==== Record excerpts ====

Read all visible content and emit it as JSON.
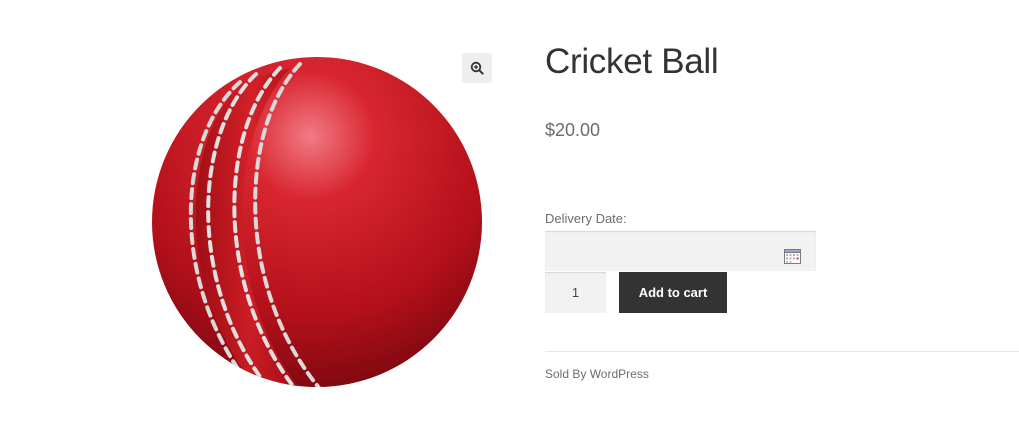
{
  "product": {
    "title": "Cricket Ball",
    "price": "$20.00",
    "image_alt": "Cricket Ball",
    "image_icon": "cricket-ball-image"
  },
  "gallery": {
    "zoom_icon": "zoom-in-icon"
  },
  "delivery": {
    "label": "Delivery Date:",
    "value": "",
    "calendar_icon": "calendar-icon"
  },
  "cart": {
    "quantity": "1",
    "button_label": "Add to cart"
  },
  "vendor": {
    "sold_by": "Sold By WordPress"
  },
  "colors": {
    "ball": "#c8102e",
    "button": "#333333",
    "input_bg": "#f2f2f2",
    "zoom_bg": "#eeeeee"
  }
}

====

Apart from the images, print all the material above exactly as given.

Read all visible content and emit it as JSON.
{
  "product": {
    "title": "Cricket Ball",
    "price": "$20.00",
    "image_alt": "Cricket Ball",
    "image_icon": "cricket-ball-image"
  },
  "gallery": {
    "zoom_icon": "zoom-in-icon"
  },
  "delivery": {
    "label": "Delivery Date:",
    "value": "",
    "calendar_icon": "calendar-icon"
  },
  "cart": {
    "quantity": "1",
    "button_label": "Add to cart"
  },
  "vendor": {
    "sold_by": "Sold By WordPress"
  },
  "colors": {
    "ball": "#c8102e",
    "button": "#333333",
    "input_bg": "#f2f2f2",
    "zoom_bg": "#eeeeee"
  }
}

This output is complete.